[[ Dataset open ]]
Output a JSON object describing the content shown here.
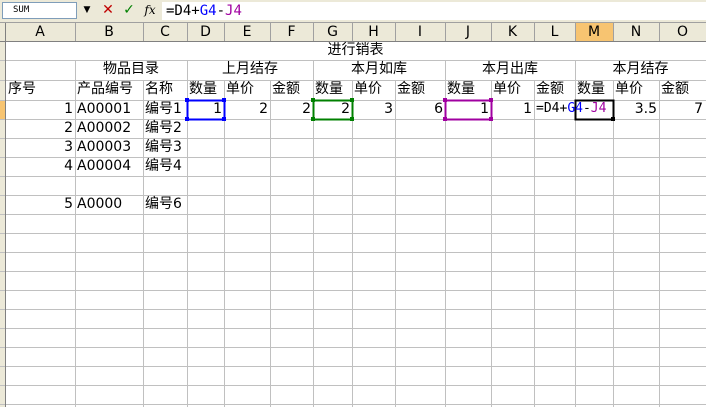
{
  "namebox": {
    "value": "SUM",
    "dropdown": "▼"
  },
  "formula_bar": {
    "cancel_icon": "✕",
    "enter_icon": "✓",
    "fx_icon": "fx",
    "formula_parts": {
      "p1": "=D4+",
      "p2": "G4",
      "p3": "-",
      "p4": "J4"
    }
  },
  "columns": [
    "A",
    "B",
    "C",
    "D",
    "E",
    "F",
    "G",
    "H",
    "I",
    "J",
    "K",
    "L",
    "M",
    "N",
    "O"
  ],
  "active_column": "M",
  "rows": {
    "r1": {
      "title": "进行销表"
    },
    "r2": {
      "goods_catalog": "物品目录",
      "last_month": "上月结存",
      "in_month": "本月如库",
      "out_month": "本月出库",
      "this_month": "本月结存"
    },
    "r3": {
      "a": "序号",
      "b": "产品编号",
      "c": "名称",
      "d": "数量",
      "e": "单价",
      "f": "金额",
      "g": "数量",
      "h": "单价",
      "i": "金额",
      "j": "数量",
      "k": "单价",
      "l": "金额",
      "m": "数量",
      "n": "单价",
      "o": "金额"
    },
    "r4": {
      "a": "1",
      "b": "A00001",
      "c": "编号1",
      "d": "1",
      "e": "2",
      "f": "2",
      "g": "2",
      "h": "3",
      "i": "6",
      "j": "1",
      "k": "1",
      "m_formula": {
        "p1": "=D4+",
        "p2": "G4",
        "p3": "-",
        "p4": "J4"
      },
      "n": "3.5",
      "o": "7"
    },
    "r5": {
      "a": "2",
      "b": "A00002",
      "c": "编号2"
    },
    "r6": {
      "a": "3",
      "b": "A00003",
      "c": "编号3"
    },
    "r7": {
      "a": "4",
      "b": "A00004",
      "c": "编号4"
    },
    "r9": {
      "a": "5",
      "b": "A0000",
      "c": "编号6"
    }
  },
  "colors": {
    "ref_d": "#0000ff",
    "ref_g": "#008000",
    "ref_j": "#a000a0",
    "header_active": "#f7c471"
  }
}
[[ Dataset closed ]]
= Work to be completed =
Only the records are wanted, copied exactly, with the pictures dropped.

= Task answer =
Output a JSON object describing the content shown here.
{
  "namebox": {
    "value": "SUM",
    "dropdown": "▼"
  },
  "formula_bar": {
    "cancel_icon": "✕",
    "enter_icon": "✓",
    "fx_icon": "fx",
    "formula_parts": {
      "p1": "=D4+",
      "p2": "G4",
      "p3": "-",
      "p4": "J4"
    }
  },
  "columns": [
    "A",
    "B",
    "C",
    "D",
    "E",
    "F",
    "G",
    "H",
    "I",
    "J",
    "K",
    "L",
    "M",
    "N",
    "O"
  ],
  "active_column": "M",
  "rows": {
    "r1": {
      "title": "进行销表"
    },
    "r2": {
      "goods_catalog": "物品目录",
      "last_month": "上月结存",
      "in_month": "本月如库",
      "out_month": "本月出库",
      "this_month": "本月结存"
    },
    "r3": {
      "a": "序号",
      "b": "产品编号",
      "c": "名称",
      "d": "数量",
      "e": "单价",
      "f": "金额",
      "g": "数量",
      "h": "单价",
      "i": "金额",
      "j": "数量",
      "k": "单价",
      "l": "金额",
      "m": "数量",
      "n": "单价",
      "o": "金额"
    },
    "r4": {
      "a": "1",
      "b": "A00001",
      "c": "编号1",
      "d": "1",
      "e": "2",
      "f": "2",
      "g": "2",
      "h": "3",
      "i": "6",
      "j": "1",
      "k": "1",
      "m_formula": {
        "p1": "=D4+",
        "p2": "G4",
        "p3": "-",
        "p4": "J4"
      },
      "n": "3.5",
      "o": "7"
    },
    "r5": {
      "a": "2",
      "b": "A00002",
      "c": "编号2"
    },
    "r6": {
      "a": "3",
      "b": "A00003",
      "c": "编号3"
    },
    "r7": {
      "a": "4",
      "b": "A00004",
      "c": "编号4"
    },
    "r9": {
      "a": "5",
      "b": "A0000",
      "c": "编号6"
    }
  },
  "colors": {
    "ref_d": "#0000ff",
    "ref_g": "#008000",
    "ref_j": "#a000a0",
    "header_active": "#f7c471"
  }
}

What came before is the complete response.